The 1913 Jim Hogg County Courthouse is the only courthouse the county has ever had. Designed by San Antonio architect Henry T. Phelps, it has been remodeled several times and it's an icon in the Hebbronville skyline.

Vaquero Capitol of Texas and the USA

Since 1883 Hebbronville has enjoyed a solid reputation as the country’s largest cattle-shipping center and, to this day, the area still stands as a major ranching center. This explains why Hebbronville also holds the title of “Vaquero Capitol of Texas and the USA”.

Scotus College

In 1926, Scotus College, a Franciscan seminary moved to Hebbronville from Mexico to escape persecution. It could accommodate up to twenty students preparing for the priesthood.

Public Notices


The county comprises 1,136 square miles of flat to gently rolling terrain vegetated with mesquite, scrub brush, grasses, and chaparral. Elevations range from 200 to 800 feet. In the east, soils are sandy, with areas of light color, or have loamy surfaces over very deep reddish or mottled clayey subsoils. The rest of the county has loamy surfaces over deep reddish or mottled clayey subsoils, with limestone near the surface in some areas. In the early 1990s more than 90 percent of the land was devoted to farming and ranching, with 2 percent of the farmland under cultivation and 21 percent irrigated; only 1 percent of the land in the county is considered prime farmland. Mineral resources include caliche, clay, uranium, oil, and gas. Temperatures range from 44° F to 69° in January and 73° to 99° in July; the average annual temperature is 73°. Rainfall averages twenty-three inches a year, and the growing season lasts 305 days.

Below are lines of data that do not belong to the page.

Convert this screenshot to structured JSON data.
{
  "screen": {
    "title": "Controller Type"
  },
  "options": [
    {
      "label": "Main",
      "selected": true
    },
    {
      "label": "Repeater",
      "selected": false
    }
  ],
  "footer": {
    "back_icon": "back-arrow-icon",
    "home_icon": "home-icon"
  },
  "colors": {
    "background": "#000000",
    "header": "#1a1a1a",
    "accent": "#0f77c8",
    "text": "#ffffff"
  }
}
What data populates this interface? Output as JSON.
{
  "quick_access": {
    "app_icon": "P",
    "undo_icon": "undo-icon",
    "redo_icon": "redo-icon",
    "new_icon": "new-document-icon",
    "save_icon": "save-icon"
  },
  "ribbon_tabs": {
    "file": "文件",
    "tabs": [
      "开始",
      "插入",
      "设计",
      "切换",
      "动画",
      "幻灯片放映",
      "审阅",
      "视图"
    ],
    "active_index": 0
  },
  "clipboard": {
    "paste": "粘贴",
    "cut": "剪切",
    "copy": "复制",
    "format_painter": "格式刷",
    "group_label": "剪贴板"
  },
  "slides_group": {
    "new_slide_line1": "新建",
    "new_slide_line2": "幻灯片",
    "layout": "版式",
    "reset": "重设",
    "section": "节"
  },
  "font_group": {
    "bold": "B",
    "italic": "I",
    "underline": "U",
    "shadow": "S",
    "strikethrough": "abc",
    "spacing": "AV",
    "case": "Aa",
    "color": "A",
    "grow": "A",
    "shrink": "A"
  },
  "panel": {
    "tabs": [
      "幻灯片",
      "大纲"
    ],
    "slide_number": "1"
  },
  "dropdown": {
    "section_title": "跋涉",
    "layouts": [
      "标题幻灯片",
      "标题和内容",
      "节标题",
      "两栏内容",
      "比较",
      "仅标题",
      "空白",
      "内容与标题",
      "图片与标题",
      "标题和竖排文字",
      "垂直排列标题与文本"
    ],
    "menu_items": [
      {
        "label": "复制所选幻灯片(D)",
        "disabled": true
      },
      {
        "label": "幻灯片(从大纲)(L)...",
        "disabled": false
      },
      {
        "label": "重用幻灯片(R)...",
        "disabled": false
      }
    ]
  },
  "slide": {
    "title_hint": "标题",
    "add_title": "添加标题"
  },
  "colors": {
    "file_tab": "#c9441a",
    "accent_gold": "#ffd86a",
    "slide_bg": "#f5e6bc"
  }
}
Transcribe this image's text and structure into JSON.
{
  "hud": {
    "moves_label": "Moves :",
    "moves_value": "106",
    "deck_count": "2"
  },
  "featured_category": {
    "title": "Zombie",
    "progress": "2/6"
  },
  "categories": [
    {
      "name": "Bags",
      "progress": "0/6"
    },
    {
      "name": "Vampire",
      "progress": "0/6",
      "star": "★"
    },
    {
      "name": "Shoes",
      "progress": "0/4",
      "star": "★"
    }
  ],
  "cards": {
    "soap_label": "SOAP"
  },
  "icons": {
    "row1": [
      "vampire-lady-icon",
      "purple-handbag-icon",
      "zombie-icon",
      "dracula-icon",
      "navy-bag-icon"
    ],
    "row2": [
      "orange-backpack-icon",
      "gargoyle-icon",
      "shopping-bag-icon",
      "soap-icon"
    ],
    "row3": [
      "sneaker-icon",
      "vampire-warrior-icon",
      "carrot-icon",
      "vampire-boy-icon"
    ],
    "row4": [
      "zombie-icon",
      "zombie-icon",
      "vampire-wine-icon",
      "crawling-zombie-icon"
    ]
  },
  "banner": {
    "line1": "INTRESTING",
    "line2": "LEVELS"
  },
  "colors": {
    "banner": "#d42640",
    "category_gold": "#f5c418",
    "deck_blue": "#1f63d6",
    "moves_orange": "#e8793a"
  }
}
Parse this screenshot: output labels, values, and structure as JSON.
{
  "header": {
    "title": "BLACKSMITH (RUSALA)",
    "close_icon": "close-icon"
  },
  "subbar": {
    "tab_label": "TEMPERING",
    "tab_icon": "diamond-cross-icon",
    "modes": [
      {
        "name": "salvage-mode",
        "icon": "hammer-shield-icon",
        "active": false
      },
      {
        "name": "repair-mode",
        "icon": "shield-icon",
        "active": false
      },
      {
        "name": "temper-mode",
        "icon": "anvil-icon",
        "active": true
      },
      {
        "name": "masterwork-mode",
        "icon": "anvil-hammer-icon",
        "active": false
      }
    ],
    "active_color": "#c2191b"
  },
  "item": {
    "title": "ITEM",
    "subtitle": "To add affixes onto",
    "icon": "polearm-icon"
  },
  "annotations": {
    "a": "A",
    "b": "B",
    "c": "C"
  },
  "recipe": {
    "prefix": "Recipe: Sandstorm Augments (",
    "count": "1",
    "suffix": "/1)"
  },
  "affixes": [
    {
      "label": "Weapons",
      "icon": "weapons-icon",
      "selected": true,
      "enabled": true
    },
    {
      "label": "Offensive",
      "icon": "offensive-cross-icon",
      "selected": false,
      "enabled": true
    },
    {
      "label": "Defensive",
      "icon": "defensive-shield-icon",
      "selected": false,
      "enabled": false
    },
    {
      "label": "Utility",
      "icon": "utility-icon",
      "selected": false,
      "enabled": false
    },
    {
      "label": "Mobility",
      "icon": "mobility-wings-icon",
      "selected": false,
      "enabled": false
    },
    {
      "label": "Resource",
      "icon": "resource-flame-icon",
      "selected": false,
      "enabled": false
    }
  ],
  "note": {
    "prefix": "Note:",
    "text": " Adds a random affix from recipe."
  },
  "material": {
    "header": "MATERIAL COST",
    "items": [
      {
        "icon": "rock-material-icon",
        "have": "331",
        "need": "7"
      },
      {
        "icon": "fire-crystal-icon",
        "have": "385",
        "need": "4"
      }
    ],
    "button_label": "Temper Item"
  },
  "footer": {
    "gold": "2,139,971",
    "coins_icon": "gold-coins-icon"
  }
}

The area of Jim Hogg County has been the site of human habitation for perhaps 11,000 years. Among the oldest artifacts found in the region are stone implements and human remains dating from the Paleo-Indian period (9200 to 6000 B.C.). During the Archaic period (6000 B.C. to A.D. 1000) the local Indian population seems to have increased, and many hunter-gatherers apparently spent time in the area. During this period the inhabitants subsisted mostly on game, wild fruits, seeds, and roots. They carved tools from wood and stone, wove baskets, and made rabbit-skin clothing. The hunting and gathering way of life persisted into the Late Prehistoric period (A.D. 1000 to the arrival of the Spanish), though during this time the Indians in the area, who belonged to the Coahuiltecan linguistic group, learned to make pottery and hunted with bows and arrows. By the early 1800s the Coahuiltecans had succumbed to disease, intermarried with the Spanish, or been driven out by the Lipan Apaches.